Darrin shifted in his bunk, struggled against coarse blankets. Sleep teased the corners of his eyes. Thick drowsiness crept under his skin.
She pooled, bright white and red, a head splitting star in congealed blackness.
Slick moonlight beaded in her hair, blood drops bright on her blouse. Her last, surprised breath as she crumpled in his arms.
One night six years ago. A night he used to not care about. It wasn’t even the worst he’d done.
He swung his feet onto cold floor, planted his sweaty face in his hands.
The end has come. All Hack’s machinations hang on this moment. All Jeannie Tuttle can think about is her mother, dying in the sterile hospital bed. How will it all end? SY
IX. March, 1990
Hack hangs over the hospital bed, spectating, unseen. The subject’s mother lies motionless, her bleak aura reflecting her health. The subject herself kneels before the woman, that jade energy pulsing brilliantly.
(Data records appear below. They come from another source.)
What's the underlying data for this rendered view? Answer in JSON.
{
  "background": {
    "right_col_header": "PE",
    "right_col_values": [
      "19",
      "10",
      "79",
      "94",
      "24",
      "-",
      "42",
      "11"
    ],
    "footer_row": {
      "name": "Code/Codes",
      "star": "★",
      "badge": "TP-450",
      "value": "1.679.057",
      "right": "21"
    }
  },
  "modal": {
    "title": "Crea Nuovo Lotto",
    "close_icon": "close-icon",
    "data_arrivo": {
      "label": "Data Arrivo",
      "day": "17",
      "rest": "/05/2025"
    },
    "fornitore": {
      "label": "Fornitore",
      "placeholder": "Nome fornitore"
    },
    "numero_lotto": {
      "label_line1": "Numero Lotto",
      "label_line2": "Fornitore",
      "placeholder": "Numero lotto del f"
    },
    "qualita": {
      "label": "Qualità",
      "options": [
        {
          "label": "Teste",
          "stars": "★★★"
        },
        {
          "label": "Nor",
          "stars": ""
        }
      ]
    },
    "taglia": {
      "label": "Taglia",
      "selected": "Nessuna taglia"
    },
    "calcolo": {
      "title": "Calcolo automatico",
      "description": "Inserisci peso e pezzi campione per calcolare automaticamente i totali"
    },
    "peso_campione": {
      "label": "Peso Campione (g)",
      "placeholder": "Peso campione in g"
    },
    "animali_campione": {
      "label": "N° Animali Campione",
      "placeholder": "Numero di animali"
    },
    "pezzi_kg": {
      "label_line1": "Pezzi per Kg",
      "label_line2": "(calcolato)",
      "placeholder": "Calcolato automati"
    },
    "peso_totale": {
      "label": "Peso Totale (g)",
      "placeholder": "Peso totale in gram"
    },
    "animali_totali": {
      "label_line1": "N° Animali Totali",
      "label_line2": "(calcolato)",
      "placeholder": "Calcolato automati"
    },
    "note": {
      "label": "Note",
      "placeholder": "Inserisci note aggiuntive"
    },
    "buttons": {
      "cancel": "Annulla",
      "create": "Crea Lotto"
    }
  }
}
Her cries upset the nether, like cartoon lightning bolts rising from a wound.
Waiting patiently in his secret space, Hack studies her burning aura, the love pulsing there, ripe as a honeydew: she is ready for harvest. All that lies between him and the energy is a psychic barrier: Free Will, a wall impenetrable by even the mightiest magician. But that will soon be no more, and of her own volition.
I always love the beginning of the month that we release SQ Mag. It’s full of enthusiasm and excitement. Always keen to find out which stories you loved and what you thought.
It’s been a busy month for SQ Mag. We’ve released our 2012 anthology, Star Quake 1, learning a lot in the process. Thank you to all our selected authors for your patience—we know it’s hard when the prospect of your name in print looms. Thank you Jeffery Doherty, for you work on making our cover “just right” and for the elegant and spooky graphic that you gave us originally.
Please support the e-zine by grabbing this great anthology as a gift, or for your own bookshelf. We can keep running only with your patronage and donations.